What you will do
Exclude the pictures; give every entry again exactly as written.

Source data
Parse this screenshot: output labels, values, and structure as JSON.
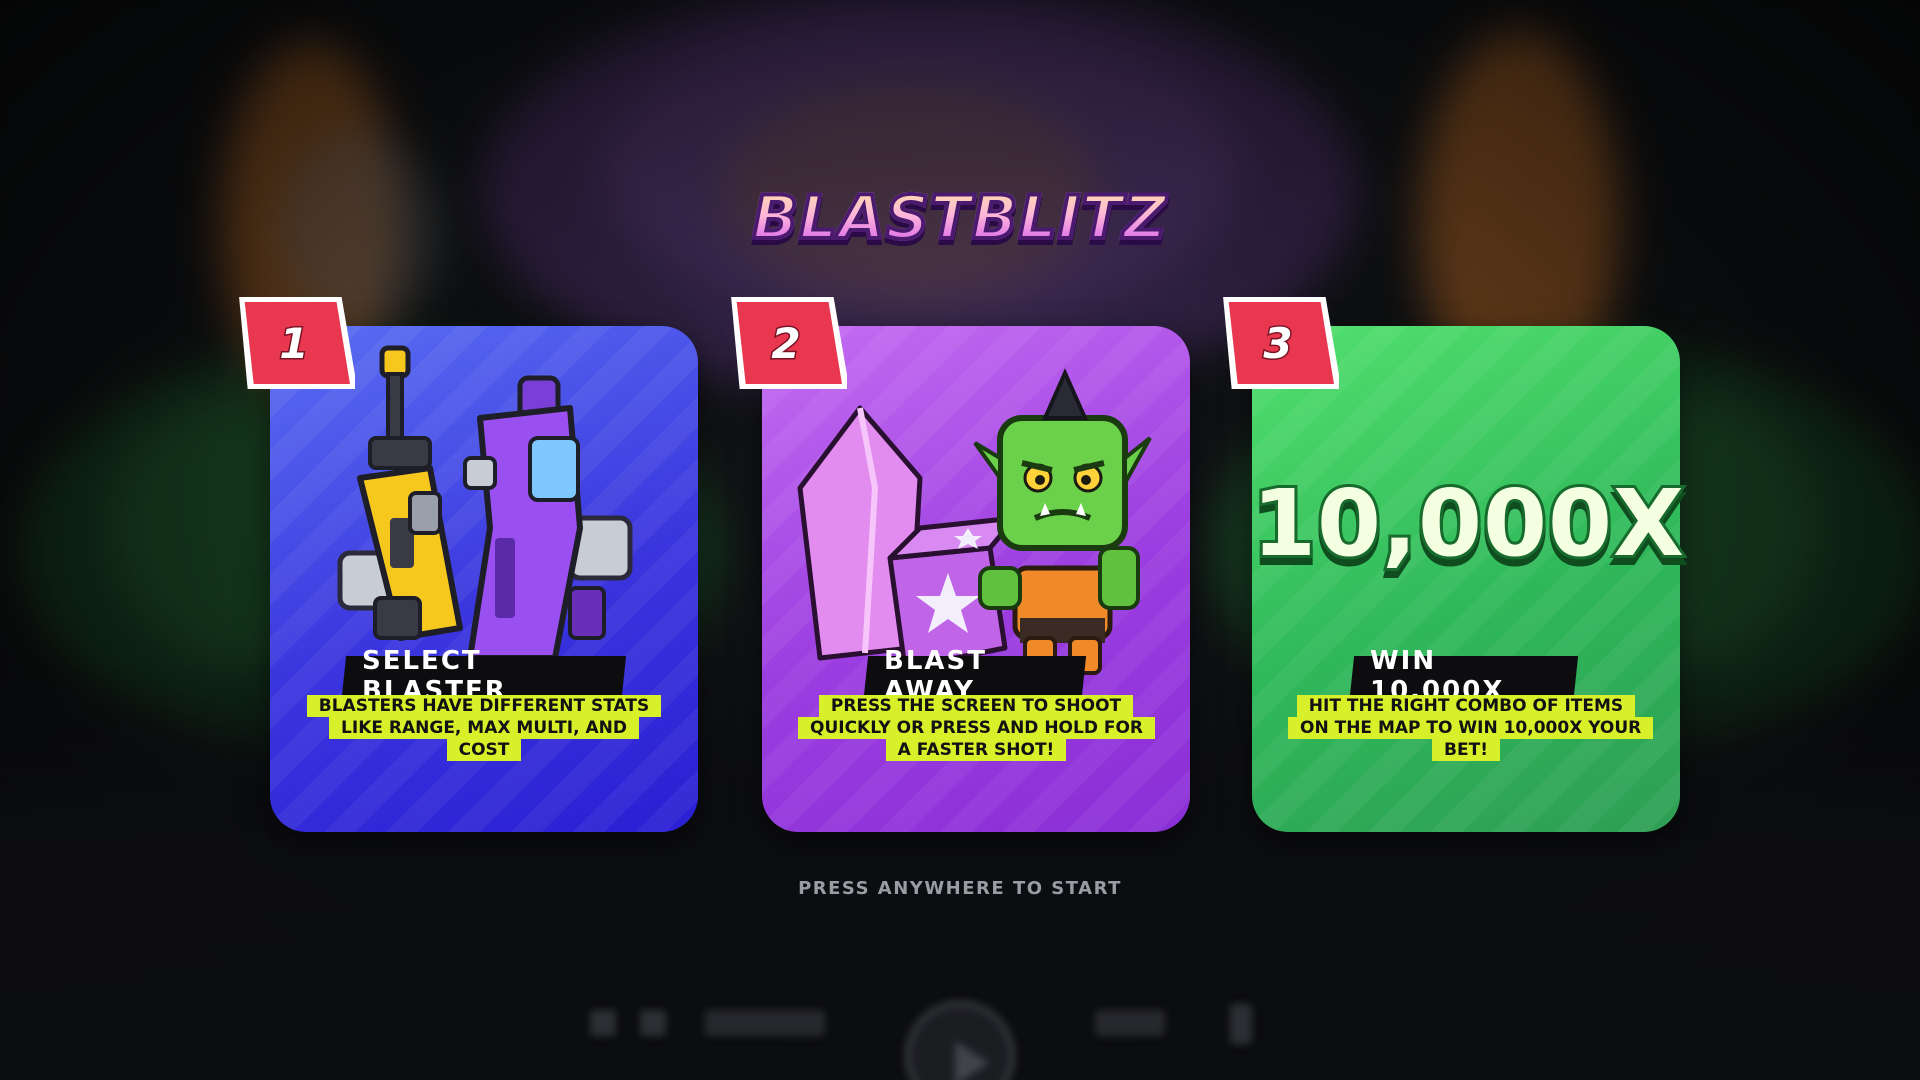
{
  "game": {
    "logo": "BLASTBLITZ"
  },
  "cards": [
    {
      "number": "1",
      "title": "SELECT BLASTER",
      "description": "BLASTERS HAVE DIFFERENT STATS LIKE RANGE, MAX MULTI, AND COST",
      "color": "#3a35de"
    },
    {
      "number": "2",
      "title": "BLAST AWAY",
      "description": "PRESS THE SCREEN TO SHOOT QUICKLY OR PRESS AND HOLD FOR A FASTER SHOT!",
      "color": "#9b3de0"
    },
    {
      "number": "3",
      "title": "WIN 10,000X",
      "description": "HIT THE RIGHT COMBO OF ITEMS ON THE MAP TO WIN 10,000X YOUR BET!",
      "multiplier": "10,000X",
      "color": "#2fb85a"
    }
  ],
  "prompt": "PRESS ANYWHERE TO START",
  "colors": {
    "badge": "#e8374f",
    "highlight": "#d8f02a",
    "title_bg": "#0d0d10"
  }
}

Answer below
Parse this screenshot: output labels, values, and structure as JSON.
{
  "game": {
    "logo": "BLASTBLITZ"
  },
  "cards": [
    {
      "number": "1",
      "title": "SELECT BLASTER",
      "description": "BLASTERS HAVE DIFFERENT STATS LIKE RANGE, MAX MULTI, AND COST",
      "color": "#3a35de"
    },
    {
      "number": "2",
      "title": "BLAST AWAY",
      "description": "PRESS THE SCREEN TO SHOOT QUICKLY OR PRESS AND HOLD FOR A FASTER SHOT!",
      "color": "#9b3de0"
    },
    {
      "number": "3",
      "title": "WIN 10,000X",
      "description": "HIT THE RIGHT COMBO OF ITEMS ON THE MAP TO WIN 10,000X YOUR BET!",
      "multiplier": "10,000X",
      "color": "#2fb85a"
    }
  ],
  "prompt": "PRESS ANYWHERE TO START",
  "colors": {
    "badge": "#e8374f",
    "highlight": "#d8f02a",
    "title_bg": "#0d0d10"
  }
}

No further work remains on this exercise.